TASK OBJECTIVE >>
Look through the data for the string "this". Copy every line where it is found.

Element data from apps and pages:
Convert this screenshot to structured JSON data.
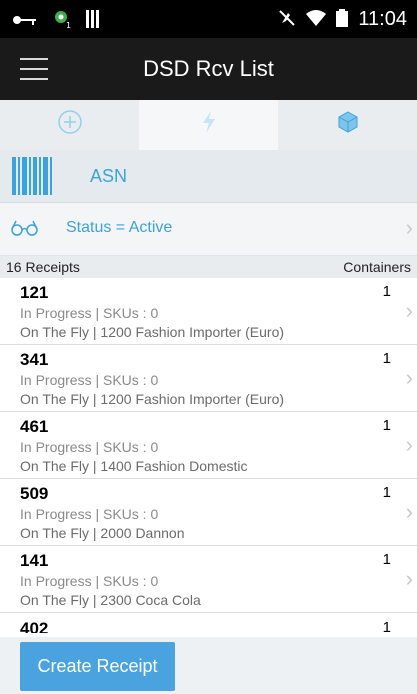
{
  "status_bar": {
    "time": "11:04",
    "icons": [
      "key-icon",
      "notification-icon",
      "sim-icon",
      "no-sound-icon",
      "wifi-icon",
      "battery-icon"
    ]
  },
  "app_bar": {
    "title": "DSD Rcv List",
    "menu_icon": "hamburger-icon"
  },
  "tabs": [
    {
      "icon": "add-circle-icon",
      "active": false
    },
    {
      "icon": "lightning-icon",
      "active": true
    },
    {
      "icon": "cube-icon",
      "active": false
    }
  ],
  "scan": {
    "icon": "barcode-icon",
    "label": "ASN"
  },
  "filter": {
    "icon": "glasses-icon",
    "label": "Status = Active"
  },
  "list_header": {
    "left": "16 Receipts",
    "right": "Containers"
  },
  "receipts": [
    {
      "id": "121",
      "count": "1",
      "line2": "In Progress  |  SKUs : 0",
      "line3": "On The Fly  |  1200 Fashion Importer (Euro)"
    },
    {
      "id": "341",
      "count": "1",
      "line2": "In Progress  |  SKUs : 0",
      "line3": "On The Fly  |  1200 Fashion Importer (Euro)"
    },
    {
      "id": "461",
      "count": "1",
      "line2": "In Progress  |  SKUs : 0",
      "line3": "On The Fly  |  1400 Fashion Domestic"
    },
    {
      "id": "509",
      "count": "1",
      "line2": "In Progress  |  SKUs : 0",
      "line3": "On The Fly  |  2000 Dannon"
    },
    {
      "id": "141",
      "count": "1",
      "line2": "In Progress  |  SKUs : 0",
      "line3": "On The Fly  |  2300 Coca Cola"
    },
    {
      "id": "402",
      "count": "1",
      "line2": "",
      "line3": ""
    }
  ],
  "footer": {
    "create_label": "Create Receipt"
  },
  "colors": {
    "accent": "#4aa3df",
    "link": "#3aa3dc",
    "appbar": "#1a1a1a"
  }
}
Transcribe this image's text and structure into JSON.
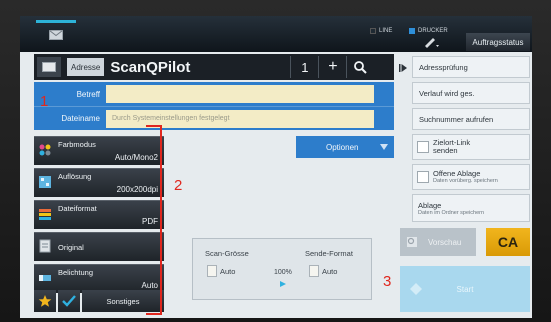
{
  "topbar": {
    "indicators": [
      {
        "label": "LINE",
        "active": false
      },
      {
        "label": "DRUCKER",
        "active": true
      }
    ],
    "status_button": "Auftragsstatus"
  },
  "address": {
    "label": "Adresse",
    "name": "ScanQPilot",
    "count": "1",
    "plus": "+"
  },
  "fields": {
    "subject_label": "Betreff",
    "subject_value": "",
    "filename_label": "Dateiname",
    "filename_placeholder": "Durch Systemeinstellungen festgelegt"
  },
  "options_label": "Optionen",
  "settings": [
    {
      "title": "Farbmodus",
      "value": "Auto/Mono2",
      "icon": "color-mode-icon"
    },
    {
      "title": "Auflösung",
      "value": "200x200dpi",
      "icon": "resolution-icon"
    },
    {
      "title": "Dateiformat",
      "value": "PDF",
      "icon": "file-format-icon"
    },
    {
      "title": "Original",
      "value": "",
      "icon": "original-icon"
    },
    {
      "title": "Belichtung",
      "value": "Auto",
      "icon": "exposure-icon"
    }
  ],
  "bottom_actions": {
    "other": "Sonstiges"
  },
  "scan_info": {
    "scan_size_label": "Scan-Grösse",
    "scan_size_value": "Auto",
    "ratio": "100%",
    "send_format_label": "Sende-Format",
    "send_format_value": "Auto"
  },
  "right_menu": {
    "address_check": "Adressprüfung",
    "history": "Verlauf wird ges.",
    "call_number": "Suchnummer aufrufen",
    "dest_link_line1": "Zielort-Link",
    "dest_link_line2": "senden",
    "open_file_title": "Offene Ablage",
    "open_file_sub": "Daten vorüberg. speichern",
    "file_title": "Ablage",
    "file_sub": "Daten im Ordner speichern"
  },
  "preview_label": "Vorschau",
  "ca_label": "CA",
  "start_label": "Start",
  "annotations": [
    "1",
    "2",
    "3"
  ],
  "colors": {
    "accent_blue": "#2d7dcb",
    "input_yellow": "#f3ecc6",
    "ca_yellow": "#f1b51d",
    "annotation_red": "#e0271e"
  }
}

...

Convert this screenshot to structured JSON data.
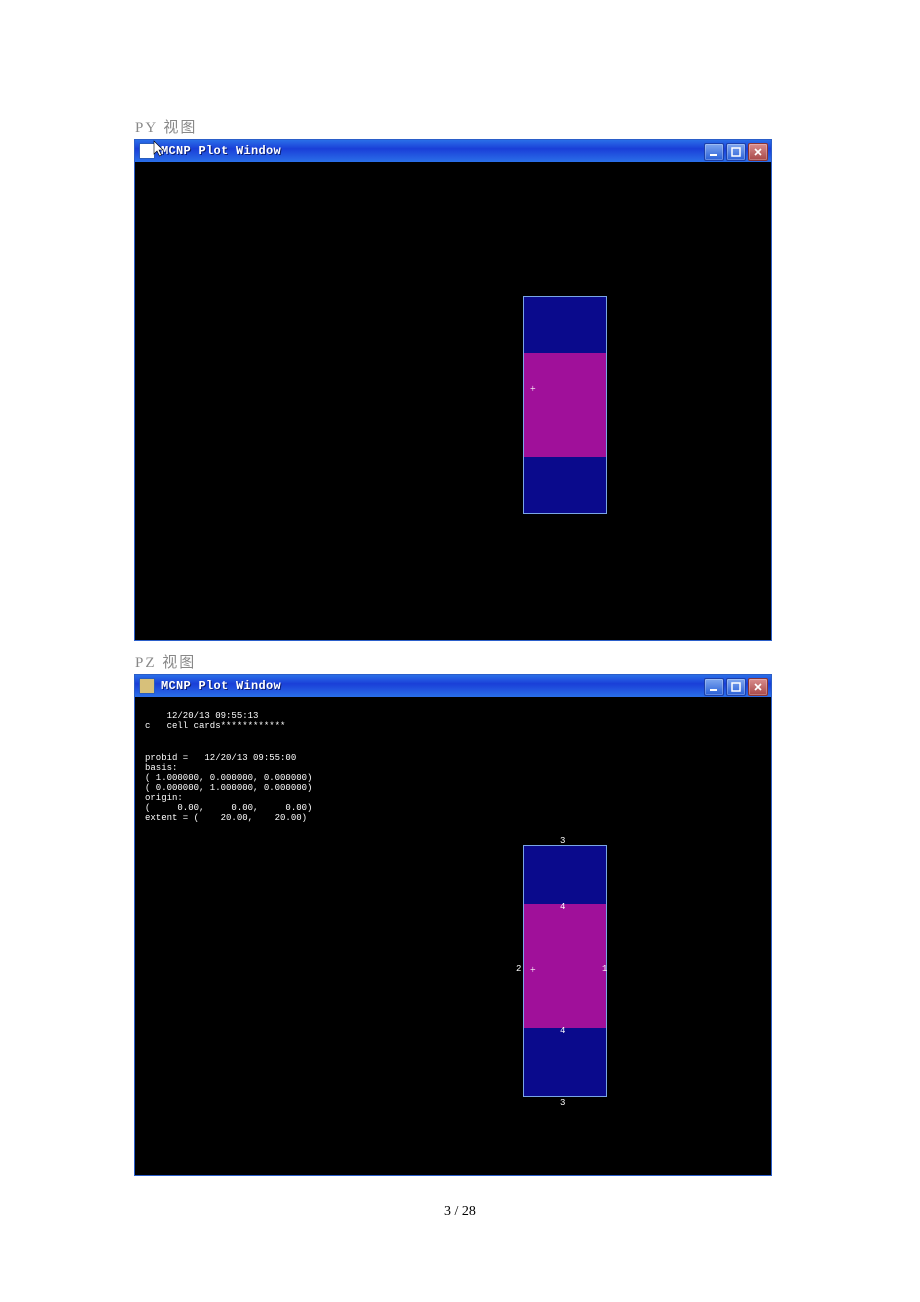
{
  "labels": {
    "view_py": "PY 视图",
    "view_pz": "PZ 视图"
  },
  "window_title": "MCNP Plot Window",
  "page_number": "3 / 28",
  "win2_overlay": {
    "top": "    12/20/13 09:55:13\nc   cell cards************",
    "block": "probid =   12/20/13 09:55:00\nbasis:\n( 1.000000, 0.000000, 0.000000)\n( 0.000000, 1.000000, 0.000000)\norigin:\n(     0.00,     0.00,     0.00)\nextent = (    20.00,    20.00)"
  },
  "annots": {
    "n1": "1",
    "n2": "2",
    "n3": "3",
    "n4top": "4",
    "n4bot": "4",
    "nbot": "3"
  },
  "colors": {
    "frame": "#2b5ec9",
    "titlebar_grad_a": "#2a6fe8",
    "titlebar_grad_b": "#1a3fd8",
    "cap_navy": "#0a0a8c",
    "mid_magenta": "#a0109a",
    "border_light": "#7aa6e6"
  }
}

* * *

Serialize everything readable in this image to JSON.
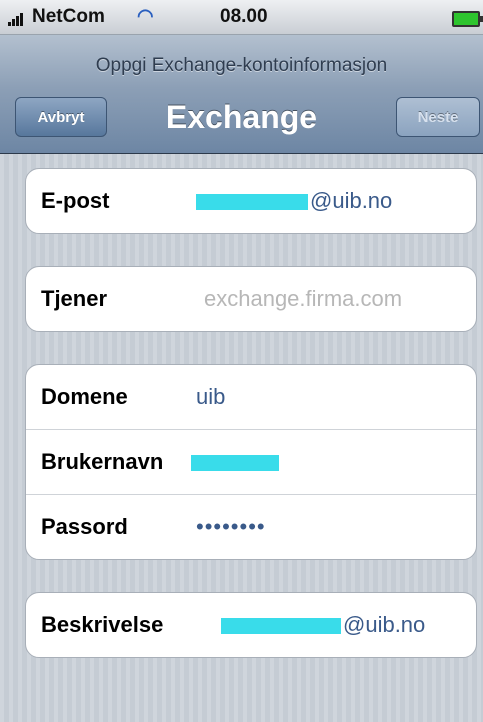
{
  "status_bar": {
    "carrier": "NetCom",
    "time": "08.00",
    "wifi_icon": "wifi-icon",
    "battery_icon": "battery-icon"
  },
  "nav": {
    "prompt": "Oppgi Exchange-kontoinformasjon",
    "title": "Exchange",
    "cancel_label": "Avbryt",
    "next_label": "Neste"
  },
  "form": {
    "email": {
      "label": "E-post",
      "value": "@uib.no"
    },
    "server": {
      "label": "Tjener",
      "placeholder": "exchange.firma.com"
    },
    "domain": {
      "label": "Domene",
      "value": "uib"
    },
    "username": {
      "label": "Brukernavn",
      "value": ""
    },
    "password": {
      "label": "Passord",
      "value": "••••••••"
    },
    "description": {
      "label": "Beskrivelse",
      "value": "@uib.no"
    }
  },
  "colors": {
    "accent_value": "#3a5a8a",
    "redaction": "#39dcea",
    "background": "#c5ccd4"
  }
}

TASK SOLUTION >>
Convert this screenshot to structured JSON data.
Transcribe this image's text and structure into JSON.
Convert this screenshot to structured JSON data.
Serialize everything readable in this image to JSON.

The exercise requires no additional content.